Psychoanalysis is Alive and Well By Kim Chernin, PhD on 3/28/13 - 11:55 AM

Although we have evolved many schools since Freud articulated psychoanalytic theory at the turn of the 20th century, in almost all of them conspicuous analytic features remain. These are so familiar that for the most part they exercise their dominance without our being aware of them or their origins. We may think psychoanalysis has been discredited and that almost no one practices it any longer, but there are ways psychoanalytic theory is present in our listening and thinking because of the vocabulary we employ and have come to take for granted.

An example, from an older use of language. Freud’s German word for cathexis (a word that goes in and out of fashion) is besetzen, which literally means the occupation of an area by a military force. The metaphoric atmosphere is of course lost in our translation, but not perhaps in our understanding of the supposedly aggressive way we take hold of an object and occupy it with our attachment. Even when we use a different vocabulary, when we say someone is “over-attached” to something, or “fixated” on it, we import the negative psychoanalytic attitude. Of course, a cathexis might also be viewed as a passionate interest in something; then we would not have to burden it with a military metaphor.

Or the word resistance: A number of implications reside in this word, most often hidden. Clients use the word, therapists who have never been trained analytically also use it and succumb to its seductions. It is tempting to believe that we, the therapist, know the right thing for the client to be talking about, and if she isn’t talking about it, she’s resisting it; that is, she is avoiding a thought or feeling we think she ought to be discussing. Our meeting together has been turned into a battle: between the client and the content supposedly being resisted. I try not to use the word, although my clients do. I tend, instead, to talk about self-protection. If someone seems to be venturing forth, then cutting herself off, then taking off on an apparent tangent, she might say: “I just can’t figure out what I’m trying to say. Am I resisting it?” I assure her that the timing of this discussion is entirely up to her. The choice is hers, to go forward now or to save it for another time. People tend to take this permission much to heart. I have noticed how often they touch back on a subject they didn’t feel ready to discuss, perhaps to mark it, to hold it as potential, to keep track of it. Eventually, when they feel safe enough the self-protection no longer seems necessary and the content emerges. Best of all, the timing of this important moment has been left to them. I see no reason to call this process of hesitation and caution, of delay and postponement, a resistance.

And then there’s the concept of repression, another word that has entered our common language. A wary, watchful, guarded, unexpressive, anxious and withdrawn person is said, even by people who do not know the technical meaning of the word, to be repressed. But known or not, the word carries implications. It is also used in our political discourse, where it evokes the circumstance in which a group of more powerful people is repressing another. We know this circumstance; it costs lives, evokes rebellion, is most often an affair drenched in blood. Our clients also have these associations to the word.
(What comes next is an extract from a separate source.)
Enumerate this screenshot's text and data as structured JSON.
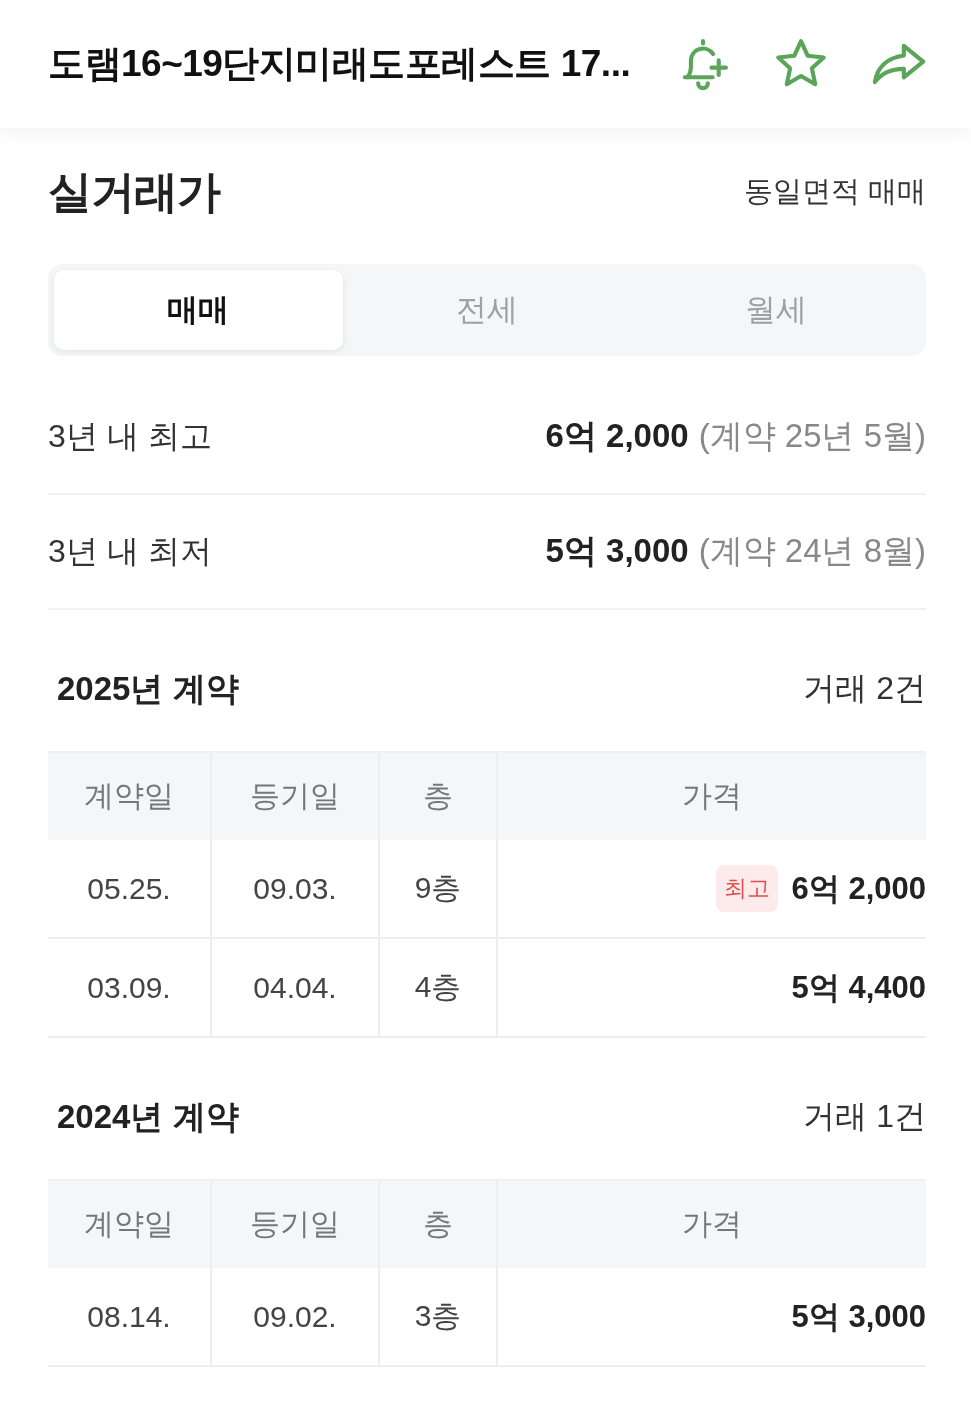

Is it useful to bring this imagery into our understanding of an individual who has come to talk with us?

People coming into therapy for the first time seem to know the rules, the lingo, the appropriate behavior and much of this is, I think, a carry-over from psychoanalysis. They often expect a fifty-minute hour, as if this length for a therapeutic session had been written as law. I’ve had people say to me “Are you sure you’re doing this right?” because I invite them to go on past what they assume is the set time. “I know I’m not supposed to ask you questions,” is another popular assumption. “Or well, I guess I can ask but I know you’re not supposed to tell me the answer.” Who says? It is important for my clients to know the worldview I hold because, obviously, it is going to influence the type of listening I do. Having left psychoanalysis behind we are no longer constrained to be detached listeners. But do we sufficiently tell our clients who we are in our listening? I mean, really take pains to inform them? To explain the school we adhere to? And what its assumptions are? And if not, is that not still the shadow of psychoanalysis falling upon our work?

File under: The Art of Psychotherapy